Your instructions: From the listing below, extract every line in which the word "enter" appears.

Data in this exercise:
Start of Block

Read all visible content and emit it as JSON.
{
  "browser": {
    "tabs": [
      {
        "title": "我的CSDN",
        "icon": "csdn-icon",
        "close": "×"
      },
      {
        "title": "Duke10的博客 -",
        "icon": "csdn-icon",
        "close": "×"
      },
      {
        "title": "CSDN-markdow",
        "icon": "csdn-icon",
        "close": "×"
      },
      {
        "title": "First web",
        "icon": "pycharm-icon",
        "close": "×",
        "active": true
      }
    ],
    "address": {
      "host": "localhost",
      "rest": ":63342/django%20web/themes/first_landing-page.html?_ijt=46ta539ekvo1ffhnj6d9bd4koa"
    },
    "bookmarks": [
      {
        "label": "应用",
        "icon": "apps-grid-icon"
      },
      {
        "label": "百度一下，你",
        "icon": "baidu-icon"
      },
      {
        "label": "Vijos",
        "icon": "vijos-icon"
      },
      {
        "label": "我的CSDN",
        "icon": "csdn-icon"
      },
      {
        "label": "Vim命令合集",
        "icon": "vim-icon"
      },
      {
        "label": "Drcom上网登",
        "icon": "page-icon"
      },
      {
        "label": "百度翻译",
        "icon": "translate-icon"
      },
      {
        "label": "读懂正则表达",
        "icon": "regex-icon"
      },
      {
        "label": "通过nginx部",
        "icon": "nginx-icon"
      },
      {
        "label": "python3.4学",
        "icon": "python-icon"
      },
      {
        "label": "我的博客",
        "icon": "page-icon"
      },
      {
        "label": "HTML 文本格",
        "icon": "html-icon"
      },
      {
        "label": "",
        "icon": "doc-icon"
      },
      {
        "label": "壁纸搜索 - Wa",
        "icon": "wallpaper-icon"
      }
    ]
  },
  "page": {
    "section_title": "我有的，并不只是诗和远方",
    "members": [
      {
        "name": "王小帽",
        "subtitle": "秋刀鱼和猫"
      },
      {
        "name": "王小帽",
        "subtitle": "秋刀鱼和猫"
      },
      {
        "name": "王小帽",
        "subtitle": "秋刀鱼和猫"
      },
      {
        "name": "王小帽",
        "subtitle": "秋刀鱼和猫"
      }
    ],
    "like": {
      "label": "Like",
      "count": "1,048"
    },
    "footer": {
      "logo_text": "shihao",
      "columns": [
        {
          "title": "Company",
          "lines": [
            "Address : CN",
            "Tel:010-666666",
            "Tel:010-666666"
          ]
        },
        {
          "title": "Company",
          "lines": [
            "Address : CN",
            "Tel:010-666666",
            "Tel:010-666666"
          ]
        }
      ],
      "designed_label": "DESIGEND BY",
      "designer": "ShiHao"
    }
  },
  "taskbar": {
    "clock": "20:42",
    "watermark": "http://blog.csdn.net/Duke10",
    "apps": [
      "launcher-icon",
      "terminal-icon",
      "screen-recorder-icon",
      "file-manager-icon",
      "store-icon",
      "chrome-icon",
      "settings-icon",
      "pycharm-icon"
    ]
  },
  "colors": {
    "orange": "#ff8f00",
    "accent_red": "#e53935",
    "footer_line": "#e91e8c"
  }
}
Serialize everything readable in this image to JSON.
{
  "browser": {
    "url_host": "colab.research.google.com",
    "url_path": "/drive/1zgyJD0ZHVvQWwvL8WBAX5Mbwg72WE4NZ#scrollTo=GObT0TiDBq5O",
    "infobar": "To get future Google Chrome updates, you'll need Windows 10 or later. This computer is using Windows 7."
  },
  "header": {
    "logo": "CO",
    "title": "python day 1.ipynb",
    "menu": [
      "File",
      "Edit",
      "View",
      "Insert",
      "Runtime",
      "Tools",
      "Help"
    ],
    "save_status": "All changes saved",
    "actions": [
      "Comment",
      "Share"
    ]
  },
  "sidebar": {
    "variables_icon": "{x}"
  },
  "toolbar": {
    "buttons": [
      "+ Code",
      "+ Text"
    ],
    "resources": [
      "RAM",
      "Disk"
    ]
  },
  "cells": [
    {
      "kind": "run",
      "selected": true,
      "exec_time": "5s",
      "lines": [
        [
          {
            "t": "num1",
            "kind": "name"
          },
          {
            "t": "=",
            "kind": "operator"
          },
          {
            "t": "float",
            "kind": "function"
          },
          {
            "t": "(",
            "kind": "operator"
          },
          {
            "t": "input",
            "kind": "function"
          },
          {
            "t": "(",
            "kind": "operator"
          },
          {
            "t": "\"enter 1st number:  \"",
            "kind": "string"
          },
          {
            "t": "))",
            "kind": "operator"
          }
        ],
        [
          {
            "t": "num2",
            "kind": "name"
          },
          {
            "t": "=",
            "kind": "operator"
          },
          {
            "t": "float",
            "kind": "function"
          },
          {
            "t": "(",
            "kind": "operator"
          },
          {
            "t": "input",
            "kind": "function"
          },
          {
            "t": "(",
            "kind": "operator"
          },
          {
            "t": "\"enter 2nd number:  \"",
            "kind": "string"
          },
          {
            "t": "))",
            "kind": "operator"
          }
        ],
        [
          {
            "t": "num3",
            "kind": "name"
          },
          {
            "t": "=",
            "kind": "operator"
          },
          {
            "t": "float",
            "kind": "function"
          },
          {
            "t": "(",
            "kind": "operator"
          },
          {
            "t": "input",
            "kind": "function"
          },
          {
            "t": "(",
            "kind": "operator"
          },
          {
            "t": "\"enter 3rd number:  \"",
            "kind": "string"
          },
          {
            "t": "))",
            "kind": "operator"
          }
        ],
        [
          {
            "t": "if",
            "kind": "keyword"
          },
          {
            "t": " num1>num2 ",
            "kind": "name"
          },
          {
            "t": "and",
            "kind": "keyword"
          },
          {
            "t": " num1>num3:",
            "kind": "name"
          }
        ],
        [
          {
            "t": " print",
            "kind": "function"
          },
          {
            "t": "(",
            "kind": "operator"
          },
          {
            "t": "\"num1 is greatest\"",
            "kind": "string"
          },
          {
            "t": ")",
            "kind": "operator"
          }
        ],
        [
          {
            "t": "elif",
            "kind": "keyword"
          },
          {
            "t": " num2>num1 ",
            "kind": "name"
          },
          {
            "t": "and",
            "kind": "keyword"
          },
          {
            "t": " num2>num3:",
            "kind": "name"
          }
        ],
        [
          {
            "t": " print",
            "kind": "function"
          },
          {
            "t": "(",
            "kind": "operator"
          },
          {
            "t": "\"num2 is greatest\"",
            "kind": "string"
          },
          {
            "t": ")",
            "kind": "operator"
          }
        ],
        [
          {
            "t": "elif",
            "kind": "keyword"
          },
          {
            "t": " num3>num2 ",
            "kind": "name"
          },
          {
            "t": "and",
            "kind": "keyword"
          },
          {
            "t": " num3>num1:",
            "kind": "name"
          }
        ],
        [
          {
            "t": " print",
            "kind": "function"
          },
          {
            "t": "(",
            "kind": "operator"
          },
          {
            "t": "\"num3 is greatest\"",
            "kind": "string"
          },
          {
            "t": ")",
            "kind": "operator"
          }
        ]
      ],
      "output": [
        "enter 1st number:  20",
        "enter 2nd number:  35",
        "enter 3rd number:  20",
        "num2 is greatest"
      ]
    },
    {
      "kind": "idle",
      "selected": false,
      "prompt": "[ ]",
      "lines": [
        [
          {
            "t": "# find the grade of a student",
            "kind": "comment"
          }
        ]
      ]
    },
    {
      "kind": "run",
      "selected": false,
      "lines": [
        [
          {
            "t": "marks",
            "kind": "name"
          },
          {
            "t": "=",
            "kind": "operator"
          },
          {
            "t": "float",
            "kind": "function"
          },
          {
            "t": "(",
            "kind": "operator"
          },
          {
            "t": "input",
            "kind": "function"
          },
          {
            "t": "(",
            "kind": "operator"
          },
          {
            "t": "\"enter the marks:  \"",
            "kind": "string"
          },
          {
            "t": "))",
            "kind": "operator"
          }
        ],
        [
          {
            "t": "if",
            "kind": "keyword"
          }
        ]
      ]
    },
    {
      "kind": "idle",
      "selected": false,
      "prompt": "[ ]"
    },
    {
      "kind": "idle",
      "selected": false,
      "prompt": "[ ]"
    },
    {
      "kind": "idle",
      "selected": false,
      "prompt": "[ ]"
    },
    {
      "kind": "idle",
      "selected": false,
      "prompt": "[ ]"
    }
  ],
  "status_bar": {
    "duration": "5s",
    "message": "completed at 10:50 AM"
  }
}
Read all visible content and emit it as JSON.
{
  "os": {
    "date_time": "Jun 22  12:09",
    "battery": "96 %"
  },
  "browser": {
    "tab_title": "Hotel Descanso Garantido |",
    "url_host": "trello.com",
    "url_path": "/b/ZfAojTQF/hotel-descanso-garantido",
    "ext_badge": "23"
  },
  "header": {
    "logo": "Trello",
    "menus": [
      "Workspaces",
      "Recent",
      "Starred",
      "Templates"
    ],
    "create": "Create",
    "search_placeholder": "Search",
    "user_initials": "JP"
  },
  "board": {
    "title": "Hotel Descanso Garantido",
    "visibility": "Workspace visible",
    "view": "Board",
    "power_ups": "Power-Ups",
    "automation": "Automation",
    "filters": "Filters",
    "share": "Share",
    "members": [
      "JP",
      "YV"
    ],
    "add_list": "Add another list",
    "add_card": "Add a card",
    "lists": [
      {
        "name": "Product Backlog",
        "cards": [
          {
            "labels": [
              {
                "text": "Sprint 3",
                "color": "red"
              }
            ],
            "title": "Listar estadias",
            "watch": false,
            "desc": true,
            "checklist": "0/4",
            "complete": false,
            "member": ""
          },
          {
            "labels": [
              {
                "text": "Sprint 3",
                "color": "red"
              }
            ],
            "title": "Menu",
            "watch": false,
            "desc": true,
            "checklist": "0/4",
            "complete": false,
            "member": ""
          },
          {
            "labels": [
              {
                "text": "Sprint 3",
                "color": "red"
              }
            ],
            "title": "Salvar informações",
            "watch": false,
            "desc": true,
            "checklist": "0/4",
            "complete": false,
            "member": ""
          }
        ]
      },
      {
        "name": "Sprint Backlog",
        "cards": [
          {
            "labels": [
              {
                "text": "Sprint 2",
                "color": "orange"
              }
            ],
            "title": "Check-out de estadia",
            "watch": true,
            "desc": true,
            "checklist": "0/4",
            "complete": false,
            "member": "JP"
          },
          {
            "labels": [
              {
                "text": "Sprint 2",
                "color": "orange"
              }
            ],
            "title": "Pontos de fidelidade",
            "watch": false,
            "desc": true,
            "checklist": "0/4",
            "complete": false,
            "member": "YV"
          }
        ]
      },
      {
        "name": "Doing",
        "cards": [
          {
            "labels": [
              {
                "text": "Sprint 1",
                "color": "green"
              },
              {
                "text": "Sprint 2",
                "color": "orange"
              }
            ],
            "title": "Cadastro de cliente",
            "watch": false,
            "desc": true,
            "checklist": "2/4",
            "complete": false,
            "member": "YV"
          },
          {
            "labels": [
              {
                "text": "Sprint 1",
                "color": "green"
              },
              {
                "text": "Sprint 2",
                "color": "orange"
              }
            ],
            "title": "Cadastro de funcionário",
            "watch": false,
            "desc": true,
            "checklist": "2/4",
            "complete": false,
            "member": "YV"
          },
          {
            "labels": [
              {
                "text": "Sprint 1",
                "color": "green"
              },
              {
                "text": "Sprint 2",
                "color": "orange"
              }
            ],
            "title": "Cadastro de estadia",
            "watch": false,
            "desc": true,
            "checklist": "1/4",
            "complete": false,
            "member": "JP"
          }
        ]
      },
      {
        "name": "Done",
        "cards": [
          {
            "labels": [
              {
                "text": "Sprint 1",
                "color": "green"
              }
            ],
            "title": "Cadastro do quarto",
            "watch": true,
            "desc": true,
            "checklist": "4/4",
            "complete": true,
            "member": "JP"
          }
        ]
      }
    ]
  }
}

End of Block

Result of the task:
            "t": "\"enter 1st number:  \"",
            "t": "\"enter 2nd number:  \"",
            "t": "\"enter 3rd number:  \"",
        "enter 1st number:  20",
        "enter 2nd number:  35",
        "enter 3rd number:  20",
            "t": "\"enter the marks:  \"",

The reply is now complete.